Leading From The Front – Honor As Madness
This linkage came to me in an incident I discovered while reading A Mad Catastrophe: The Outbreak of World War I and The Collapse of the Habsburg Empire by Geoffrey Wawro. “Skirmishing for control of Belzec in Russian Poland on August 15, an Austrian Calvary Division leading the Fourth Army summoned a nearby battalion of Vienna’s 4th Deutschmeister Regiment, and the battalion appeared, led not by a major or a captain but by the regimental commander – Colonel Ludwig Holzhausen – and his entire staff…The Russians – Cossacks and some infantry –had prudently dismounted and taken cover in buildings, behind walls, and in trees; they watched in disbelief as Holzhausen strolled to the front of the Austrian skirmish line, drew his saber and walked the battalion forward. The official Austrian report of the colonel’s inevitable demise spoke of his ‘crazy-brave, death-defying attitude’ which ‘fired the men and drove them forward.’…Thirty-eight Deutschmeister died with him and 51 were wounded – 12 percent casualties – in a minor skirmish.”

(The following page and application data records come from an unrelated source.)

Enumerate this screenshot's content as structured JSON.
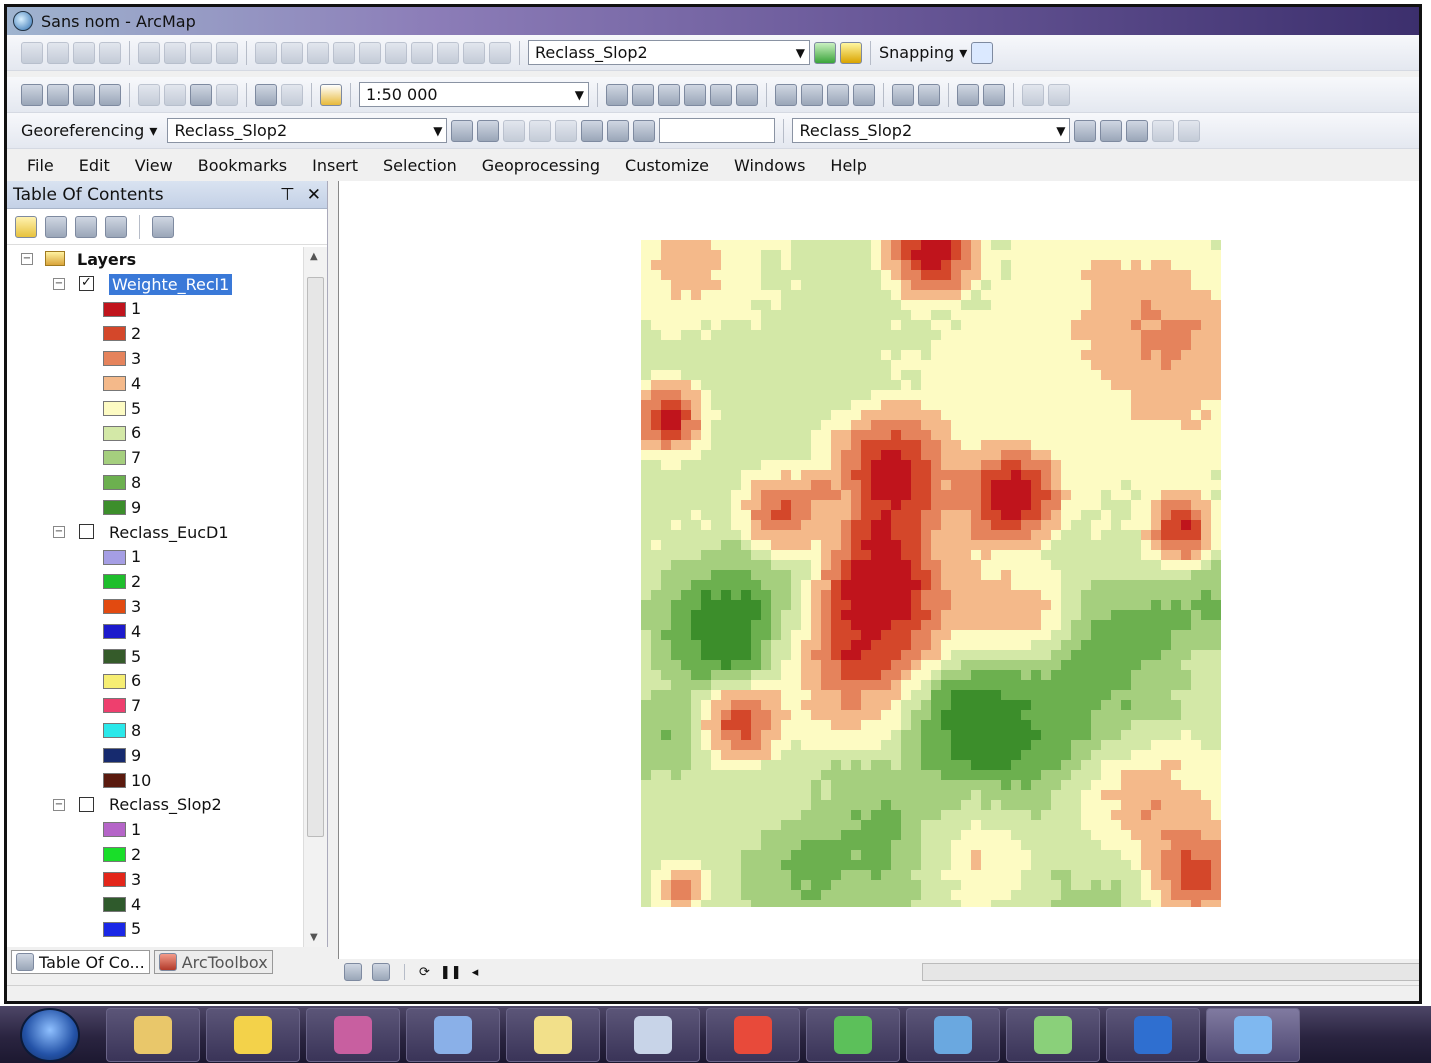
{
  "window": {
    "title": "Sans nom - ArcMap"
  },
  "toolbar1": {
    "layer_combo": "Reclass_Slop2",
    "snapping_label": "Snapping",
    "icons": [
      "editor-tool-icon",
      "sketch-tool-icon",
      "align-left-icon",
      "align-center-icon",
      "align-right-icon",
      "distribute-icon",
      "order-icon",
      "group-icon",
      "rotate-icon",
      "flip-icon",
      "layer-icon",
      "histogram-icon",
      "overflow-icon",
      "snap-circle-icon"
    ]
  },
  "toolbar2": {
    "scale_value": "1:50 000",
    "icons": [
      "new-icon",
      "open-icon",
      "save-icon",
      "print-icon",
      "cut-icon",
      "copy-icon",
      "paste-icon",
      "delete-icon",
      "undo-icon",
      "redo-icon",
      "add-data-icon",
      "editor-icon",
      "table-icon",
      "catalog-icon",
      "search-window-icon",
      "python-icon",
      "model-icon",
      "zoom-in-icon",
      "zoom-out-icon",
      "pan-icon",
      "full-extent-icon",
      "fixed-zoom-in-icon",
      "fixed-zoom-out-icon",
      "back-icon",
      "forward-icon",
      "select-icon",
      "identify-icon"
    ]
  },
  "toolbar3": {
    "georeferencing_label": "Georeferencing",
    "georef_layer_combo": "Reclass_Slop2",
    "effects_layer_combo": "Reclass_Slop2",
    "icons": [
      "add-control-points-icon",
      "auto-registration-icon",
      "select-link-icon",
      "zoom-to-selected-link-icon",
      "delete-link-icon",
      "view-link-table-icon",
      "viewer-icon",
      "rotate-icon",
      "contrast-icon",
      "brightness-icon",
      "transparency-icon",
      "swipe-icon",
      "flicker-icon"
    ]
  },
  "menu": [
    "File",
    "Edit",
    "View",
    "Bookmarks",
    "Insert",
    "Selection",
    "Geoprocessing",
    "Customize",
    "Windows",
    "Help"
  ],
  "toc": {
    "title": "Table Of Contents",
    "root_label": "Layers",
    "layers": [
      {
        "name": "Weighte_Recl1",
        "checked": true,
        "selected": true,
        "classes": [
          {
            "label": "1",
            "color": "#c0141c"
          },
          {
            "label": "2",
            "color": "#d4472a"
          },
          {
            "label": "3",
            "color": "#e5835c"
          },
          {
            "label": "4",
            "color": "#f4b98a"
          },
          {
            "label": "5",
            "color": "#fdfbc3"
          },
          {
            "label": "6",
            "color": "#d3e8a7"
          },
          {
            "label": "7",
            "color": "#a5cf7e"
          },
          {
            "label": "8",
            "color": "#6cb04f"
          },
          {
            "label": "9",
            "color": "#3c8e2b"
          }
        ]
      },
      {
        "name": "Reclass_EucD1",
        "checked": false,
        "selected": false,
        "classes": [
          {
            "label": "1",
            "color": "#a59ee4"
          },
          {
            "label": "2",
            "color": "#1ebe2c"
          },
          {
            "label": "3",
            "color": "#e24a10"
          },
          {
            "label": "4",
            "color": "#1c1acc"
          },
          {
            "label": "5",
            "color": "#355b2a"
          },
          {
            "label": "6",
            "color": "#f6ee73"
          },
          {
            "label": "7",
            "color": "#ee3f6e"
          },
          {
            "label": "8",
            "color": "#2ae8ea"
          },
          {
            "label": "9",
            "color": "#162a6e"
          },
          {
            "label": "10",
            "color": "#5a1a0e"
          }
        ]
      },
      {
        "name": "Reclass_Slop2",
        "checked": false,
        "selected": false,
        "classes": [
          {
            "label": "1",
            "color": "#b565c8"
          },
          {
            "label": "2",
            "color": "#19de29"
          },
          {
            "label": "3",
            "color": "#e3261a"
          },
          {
            "label": "4",
            "color": "#2f5a2c"
          },
          {
            "label": "5",
            "color": "#1a27e6"
          }
        ]
      }
    ]
  },
  "bottom_tabs": [
    "Table Of Co...",
    "ArcToolbox"
  ],
  "taskbar": {
    "apps": [
      "explorer",
      "solitaire",
      "winrar",
      "paint",
      "notes",
      "calculator",
      "acrobat",
      "picasa",
      "photo-viewer",
      "movie-maker",
      "word",
      "arcmap"
    ]
  }
}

There was worse, much worse to come for the Austro-Hungarian officer corps. In the coming weeks and months, they proved their bravery to the point of madness while facing Russian forces in the battle of Galicia. In engagement after engagement officers emulated Holzhausen as they led from the front, setting a deadly example for their soldiers. Their attitude could be summed up as death before dishonor and death is certainly what they got. The fearlessness that it must have taken to lead charges into machine gun fire without regard for one’s safety had to be motivated by a belief that went beyond tactics. To dig in, to take cover, to avoid combat until absolutely necessary was anathema. In a sense the officers were taking the idea of dueling to the most extreme degree. The Empire was at war with a hated enemy they had given offense by its mere presence in Galicia. Satisfaction must be gained no matter the odds or the cost. This was despite the fact that their Russian opponents smartly refused to participate in these reckless charges. It is a commonly held perception that the Russian officers of World War I were terrible leaders (they were), but when compared to the officer corps of Austria-Hungary during the Battle of Galicia, they look totally sensible and not so bad after all. The idea of honor was also pervasive in the Russia, but their officers refused to lead from the front.
Duel To The Death
The Austro-Hungarian officer’s belief in a code of honor had fatal consequences on both an individual and empire wide level. Thousands upon thousands of officers were struck down leading foolish, sacrificial assaults. The soldiers they led followed their example to catastrophic effect. This dealt a blow to the empire that it could not afford. Honor died in the summer and fall of 1914 all over Galicia and Russian Poland in those first six months on the Eastern Front. Strangely enough, dueling did not. Even after the empire collapsed, dueling lived on in the nations of Austria, Hungary and Poland. It would only die out when the aristocratic way of life came to end due to a second and even worse World War.